If You Received an Advance Premium Tax Credit

If you received a Form 1095-A, Health Insurance Marketplace Statement, showing you received an advance payments of the premium tax credit in 2014, you must file a tax return in 2015 and reconcile the advance payments with the amount of the premium tax credit allowed on your return.

To reconcile the advance payments of the premium tax credit, you will make the calculations using IRS Form 8962 Premium Tax Credit (PTC).

If you are required to repay any excess advance payments of the premium tax credit, you will report the information on line 46 Form 1040 or line 29 of Form 1040-A, and cannot file Form 1040-EZ.

If You are Claiming a Premium Tax Credit

If you are claiming the premium tax credit and did not receive an advance payments of the premium tax credit, you will file a tax return and IRS Form 8962, Premium Tax Credit (PTC).

If You are Claiming an Exemption for Not Having Coverage

If you are claiming an exemption from the requirement to have health coverage (the “Individual Mandate”) for anyone on your tax return, you will complete Form 8965, Health Coverage Exemptions, and submit it with your tax return.

However, there are certain exemptions that only the Marketplace can grant.

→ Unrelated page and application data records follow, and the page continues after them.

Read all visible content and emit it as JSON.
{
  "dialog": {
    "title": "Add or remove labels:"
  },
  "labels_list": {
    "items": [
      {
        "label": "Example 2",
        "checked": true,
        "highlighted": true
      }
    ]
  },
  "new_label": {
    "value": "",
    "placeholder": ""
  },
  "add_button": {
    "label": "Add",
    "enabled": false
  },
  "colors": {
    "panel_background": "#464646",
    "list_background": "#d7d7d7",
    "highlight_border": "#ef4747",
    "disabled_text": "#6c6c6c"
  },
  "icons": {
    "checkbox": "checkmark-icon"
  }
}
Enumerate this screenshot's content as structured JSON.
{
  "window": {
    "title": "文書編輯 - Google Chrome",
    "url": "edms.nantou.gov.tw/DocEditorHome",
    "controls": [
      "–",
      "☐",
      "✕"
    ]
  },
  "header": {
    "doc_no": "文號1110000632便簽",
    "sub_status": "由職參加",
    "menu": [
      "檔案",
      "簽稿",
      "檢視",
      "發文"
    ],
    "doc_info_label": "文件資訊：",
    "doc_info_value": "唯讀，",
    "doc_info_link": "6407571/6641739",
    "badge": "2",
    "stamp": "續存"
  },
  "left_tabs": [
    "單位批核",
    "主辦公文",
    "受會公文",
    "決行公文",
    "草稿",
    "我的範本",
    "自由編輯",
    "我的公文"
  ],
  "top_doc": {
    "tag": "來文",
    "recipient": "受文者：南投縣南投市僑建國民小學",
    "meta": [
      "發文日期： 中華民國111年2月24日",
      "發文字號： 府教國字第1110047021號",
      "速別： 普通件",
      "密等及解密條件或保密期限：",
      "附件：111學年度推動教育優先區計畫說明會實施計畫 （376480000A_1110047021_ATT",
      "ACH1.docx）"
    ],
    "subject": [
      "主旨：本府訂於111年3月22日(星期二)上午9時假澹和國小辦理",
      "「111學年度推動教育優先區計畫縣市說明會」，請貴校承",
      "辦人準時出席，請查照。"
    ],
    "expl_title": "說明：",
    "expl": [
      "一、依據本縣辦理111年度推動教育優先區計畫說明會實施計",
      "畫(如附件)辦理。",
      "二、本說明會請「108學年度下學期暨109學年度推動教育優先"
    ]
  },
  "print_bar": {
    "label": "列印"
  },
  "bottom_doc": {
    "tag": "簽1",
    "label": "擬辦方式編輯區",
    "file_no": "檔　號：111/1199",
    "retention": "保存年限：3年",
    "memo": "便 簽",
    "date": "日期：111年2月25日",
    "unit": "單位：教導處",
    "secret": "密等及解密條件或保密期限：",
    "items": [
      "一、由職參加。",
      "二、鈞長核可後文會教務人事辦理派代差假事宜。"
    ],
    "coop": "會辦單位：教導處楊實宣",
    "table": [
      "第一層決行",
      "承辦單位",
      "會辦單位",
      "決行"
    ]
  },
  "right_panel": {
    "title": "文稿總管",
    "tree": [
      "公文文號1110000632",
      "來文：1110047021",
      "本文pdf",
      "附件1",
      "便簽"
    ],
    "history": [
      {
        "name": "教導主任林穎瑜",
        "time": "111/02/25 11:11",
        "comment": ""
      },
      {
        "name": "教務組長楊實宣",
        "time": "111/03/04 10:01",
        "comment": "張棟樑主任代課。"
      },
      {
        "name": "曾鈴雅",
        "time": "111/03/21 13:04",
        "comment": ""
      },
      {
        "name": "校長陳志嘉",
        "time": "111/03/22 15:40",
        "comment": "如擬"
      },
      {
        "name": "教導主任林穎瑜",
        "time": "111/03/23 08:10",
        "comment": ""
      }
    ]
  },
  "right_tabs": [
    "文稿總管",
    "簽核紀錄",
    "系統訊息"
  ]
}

These include religious conscience exemptions or a hardship exemptions. In these situations, file an application with the Marketplace and follow the instructions below about how to report exemptions from the Marketplace on your tax return.

If you’ve applied for an exemption from the Marketplace, but do not currently have an Exemption Certificate Number, enter ‘PENDING’ in  Part I of Form 8965 Health Coverage Exemptions, and submit the form with your return.

If You are Making an Individual Shared Responsibility Payment

If you are making an Individual Shared Responsibility Payment because you did not have health coverage or qualify for an exemption for any month in 2014, you will enter the payment amount on line 61 of Form 1040, line 38 of Form 1040-A, or line 11 of Form 1040-EZ.

Conclusion

This year’s tax filing season is the first year individuals will report healthcare, premium tax credits, and Affordable Care Act compliance on taxes. The forms you need to file depends on your specific healthcare situation.